If you can still see the stain, repeat steps 1 to 7 as many times as you feel it is needed. Bear in mind that although hydrogen peroxide will not bleach your clothes, you can cause an adverse effect and actually end up with a white or whitish stain.
The point is that hydrogen peroxide is great at removing stains that come from natural ingredients like grass, blood, and red wine. Also grease! It’s bleaching capabilities depend on how much you use and on which fabric. Test a little bit on a non-visible part of the item first, in a seam or hem.
You can also check the item’s label to see if it is colorfast, that means if the colors will bleed or not. If it says you should wash the item separately or with like colors then that is a warning sign.

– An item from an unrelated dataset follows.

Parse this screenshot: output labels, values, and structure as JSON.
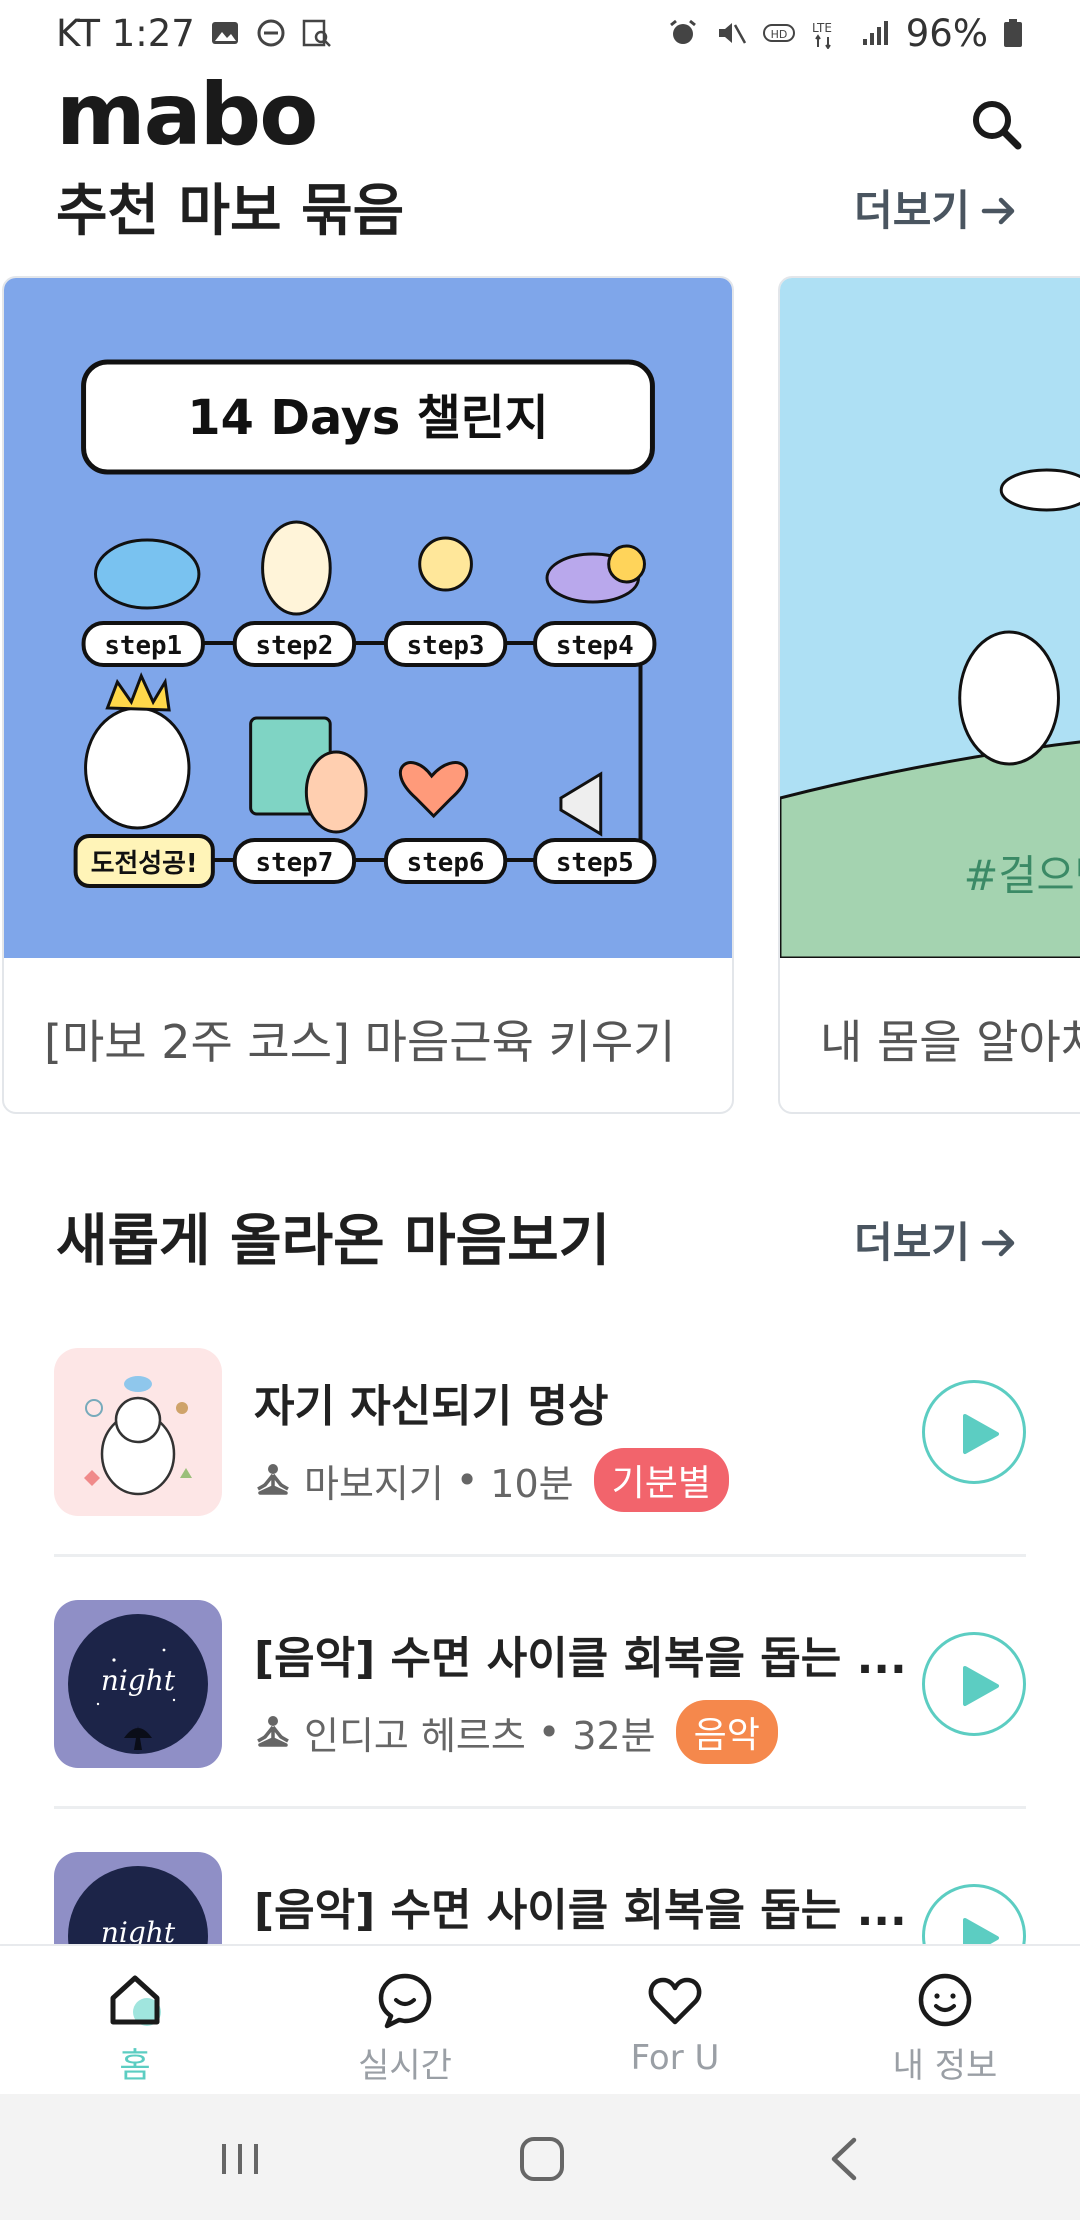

Hydrogen peroxide can also turn bad. To make sure it is still effective, you should pour or spray some into a water bottle. It should fizz. If it does not, then make sure to get a fresh bottle.
Also remember that, as you are scrubbing, you are damaging the fabric, so you do not want to push it too much.
If the stain does not budge, you can always use some cornstarch. Place the garment in a table and cover the stain with a lot of cornstarch. Let it sit for a couple of hours so that the cornstarch can absorb the grease. This can help prime the stain for more processing later.
You can also use the dish soap, letting it sit undiluted over the stain overnight. This will help soften it for sure!
What If I have already Washed AND Dried the Stain?
This is a hard thing to accomplish because that stain is wedged in there good. You can try reviving it so that it is easier to get rid off.
The way you do this is by adding oil to it. That may seem odd, but think about how oil can be used to clean teeth, by a method called oil pulling. Oil is actually a cleaning agent as well, only that it works differently.
You should not use kitchen oil, though, because it will make the stain worse. Although it is not natural, you can try some WD-40 to make the stain release. This is an old trick a friend of mine told me about.
Place a cardboard piece in between the clothing so that the WD-40 does not penetrate to the other side and actually stain what is clean.
Using a q-tip, apply a little amount of WD-40. You should put some of the liquid in a spoon or shallow bowl and then pick it up with the q-tip to apply.
Dab on with the q-tip or, if your bottle has a pray attachment, you can try spraying the stain. Only do this if the stain is large enough.
Leave it on for 10 minutes.
Lift the stain using the method previously described.
Pre Treating the Stain
Other than using the cornstarch to dry out your stain, you can rub some baking soda over the stain with a toothbrush without any of the other stain removers. This will create grease lumps, that is the baking soda absorbing the oil.
Repeat that process multiple times until the balls are so small you cannot see them. You can check the cardboard and see how much of the grease it has absorbed too.
Afterward, you can use some dish soap over the stain, as described before, leaving it to soak for 30 minutes or even overnight. You can wash it as usual afterward.
Have you tried these tips? Tell us in the comments below!